━━━━━ Entries supplied
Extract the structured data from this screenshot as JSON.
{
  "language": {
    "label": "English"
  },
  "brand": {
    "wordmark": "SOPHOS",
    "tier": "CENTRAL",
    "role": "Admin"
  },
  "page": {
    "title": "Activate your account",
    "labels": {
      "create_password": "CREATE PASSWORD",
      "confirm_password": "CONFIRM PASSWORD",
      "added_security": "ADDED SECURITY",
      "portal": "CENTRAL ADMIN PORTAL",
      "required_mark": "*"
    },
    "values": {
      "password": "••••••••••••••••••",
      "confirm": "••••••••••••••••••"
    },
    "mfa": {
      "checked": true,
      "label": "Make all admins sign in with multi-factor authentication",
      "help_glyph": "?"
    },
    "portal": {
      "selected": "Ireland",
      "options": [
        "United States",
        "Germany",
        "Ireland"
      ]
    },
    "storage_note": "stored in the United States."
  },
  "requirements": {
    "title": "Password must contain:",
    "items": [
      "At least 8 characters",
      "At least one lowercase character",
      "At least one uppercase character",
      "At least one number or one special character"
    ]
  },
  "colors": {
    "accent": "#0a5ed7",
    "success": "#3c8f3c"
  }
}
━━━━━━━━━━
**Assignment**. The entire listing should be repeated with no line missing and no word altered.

**Task output**.
Extract the structured data from this screenshot as JSON.
{
  "language": {
    "label": "English"
  },
  "brand": {
    "wordmark": "SOPHOS",
    "tier": "CENTRAL",
    "role": "Admin"
  },
  "page": {
    "title": "Activate your account",
    "labels": {
      "create_password": "CREATE PASSWORD",
      "confirm_password": "CONFIRM PASSWORD",
      "added_security": "ADDED SECURITY",
      "portal": "CENTRAL ADMIN PORTAL",
      "required_mark": "*"
    },
    "values": {
      "password": "••••••••••••••••••",
      "confirm": "••••••••••••••••••"
    },
    "mfa": {
      "checked": true,
      "label": "Make all admins sign in with multi-factor authentication",
      "help_glyph": "?"
    },
    "portal": {
      "selected": "Ireland",
      "options": [
        "United States",
        "Germany",
        "Ireland"
      ]
    },
    "storage_note": "stored in the United States."
  },
  "requirements": {
    "title": "Password must contain:",
    "items": [
      "At least 8 characters",
      "At least one lowercase character",
      "At least one uppercase character",
      "At least one number or one special character"
    ]
  },
  "colors": {
    "accent": "#0a5ed7",
    "success": "#3c8f3c"
  }
}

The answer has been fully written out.